High above us, an airplane races eastward, like an arrow to its target, leaving the twin laces of its contrail to stretch across the sky, lit in orange light. Those passengers, up at 41,000 feet, have probably witnessed the sun rise above the horizon already, unless they are asleep. Meanwhile, colours change subtly, lightening the dark: amber, bronze, copper, orange, yellow, melting into cobalt, indigo, violet, blue, gray, and green.
The long train contorts itself through a switch, like a snake weaving through short grass. I can see the last car for the first time! In the sky, what seemed to take forever quickly comes to its natural conclusion. The sun breaks the horizon; its light floods the eastern sky and paints the western countryside. One minute, the sky is a bright yellow, the next a familiar azure blue. Beautiful. The Canadian rolls on down the track towards Edmonton, my final destination on this journey.
(This is the fifth post in a series about a recent train trip across the Canadian prairies. The first in the series is here.)
For a while, I shield my eyes from the blinding sun peeking directly in the dome-car’s front windows. The dazzle subsides when we eventually turn northwest and follow the meandering Assiniboine River, which at times consists of little more than a lazy creek in this area—after drought-like conditions through the summer—and a collection of orphaned oxbows.
We race the sun toward the horizon as the shadows stretch onto the plain, and the sun’s golden light turns the train’s metallic skin into liquid bronze. The passengers seated in the dome-car cheer, gasp, point their cameras, and smile at the spectacle. While the sky takes on a hundred different pastel hues, a dreamy palette to paint an unforgettable scene, the trees turn to black, backlit by the setting sun. I feel dwarfed by this grandeur and privileged to witness such beauty.
The terrain changes abruptly at St. Lazare, where the two deep scars carved into the prairie by the Qu’Appelle and Assiniboine rivers meet, accentuated by the deep shadows cast by the fading sunlight. The sun soon disappears below the horizon.
Preoccupied—fixated may be a better word—with losing the sun for another night, I failed to notice the latest celestial contender. Bends in the river flash at irregular intervals, reflecting the half-moon’s light, revealing Selena’s presence in the southern sky: a new beacon to lighten our journey into Saskatchewan.
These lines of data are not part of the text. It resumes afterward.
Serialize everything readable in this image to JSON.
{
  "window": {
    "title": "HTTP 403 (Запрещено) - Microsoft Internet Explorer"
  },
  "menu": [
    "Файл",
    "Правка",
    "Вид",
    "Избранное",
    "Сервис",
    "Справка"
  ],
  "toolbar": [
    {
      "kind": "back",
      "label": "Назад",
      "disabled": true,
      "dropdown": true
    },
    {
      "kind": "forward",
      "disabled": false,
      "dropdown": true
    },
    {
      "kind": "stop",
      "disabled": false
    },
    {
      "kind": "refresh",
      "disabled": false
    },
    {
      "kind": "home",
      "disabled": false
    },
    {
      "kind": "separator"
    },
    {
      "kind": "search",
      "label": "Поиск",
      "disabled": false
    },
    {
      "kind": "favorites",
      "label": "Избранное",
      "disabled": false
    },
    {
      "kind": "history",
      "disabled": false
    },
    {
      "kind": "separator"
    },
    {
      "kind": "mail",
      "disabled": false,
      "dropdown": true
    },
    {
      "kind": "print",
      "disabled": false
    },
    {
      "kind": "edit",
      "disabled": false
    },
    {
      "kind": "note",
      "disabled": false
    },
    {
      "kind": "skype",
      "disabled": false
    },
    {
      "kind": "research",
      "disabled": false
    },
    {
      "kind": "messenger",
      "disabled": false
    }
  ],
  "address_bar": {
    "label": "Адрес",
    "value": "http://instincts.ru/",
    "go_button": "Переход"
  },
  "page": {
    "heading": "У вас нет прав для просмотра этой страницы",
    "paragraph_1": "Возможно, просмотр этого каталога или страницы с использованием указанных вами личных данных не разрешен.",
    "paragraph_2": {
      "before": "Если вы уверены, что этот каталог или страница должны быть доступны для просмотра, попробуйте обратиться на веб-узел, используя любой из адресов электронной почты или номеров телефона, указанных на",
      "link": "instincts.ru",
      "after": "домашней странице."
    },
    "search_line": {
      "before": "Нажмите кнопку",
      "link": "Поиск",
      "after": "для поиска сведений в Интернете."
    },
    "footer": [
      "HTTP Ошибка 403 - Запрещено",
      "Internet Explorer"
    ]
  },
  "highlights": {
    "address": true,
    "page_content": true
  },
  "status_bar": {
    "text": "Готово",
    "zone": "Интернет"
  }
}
The silver rails thread through green, yellow, and red signal lights, pointing the way forward.
The cadence of the wheels on the metal track continues, ticatoc-ticatoc—ticatoc-ticatoc, like a well-rehearsed drum track to this rocking and rolling ballad. However, the sound of the whistle has softened, blanketed by the falling night. The train’s passengers curl into their reclined seats, or slip into freshly-turned beds, summoning sleep. Good night.
Grey clouds gave an early, ghostly glow
Sun and moon peeked brightly, briefly, though
What if the moon got stuck, forever casting shadows
Stopping todays from becoming tomorrows
Fear not such a lasting concealment
Eclipses last but a moment
Gentle waves lap at the beach
Then retreat out to sea slowly
Eager diners, plovers and sandpipers
Scurry about for a quick bite
All at once, it seems, the sun disappears
Drawing a straight dark line on the horizon
Separating midnight blue water
From an ever-darkening liquid copper sky
No wonder our planet was once flat
Or so our forefathers thought
Because way out there lies that boundary
Between what we see and what we must believe
The verge of consciousness, present and future
Between today and tomorrow, now and infinity
Stretched out further than our eyes can see
The last discernible word on the page
Where sailboats must surely end their voyage
Bow rising on the final whitecap, the instant
Before floating downward into the unknown
Having reached the edge of the earth…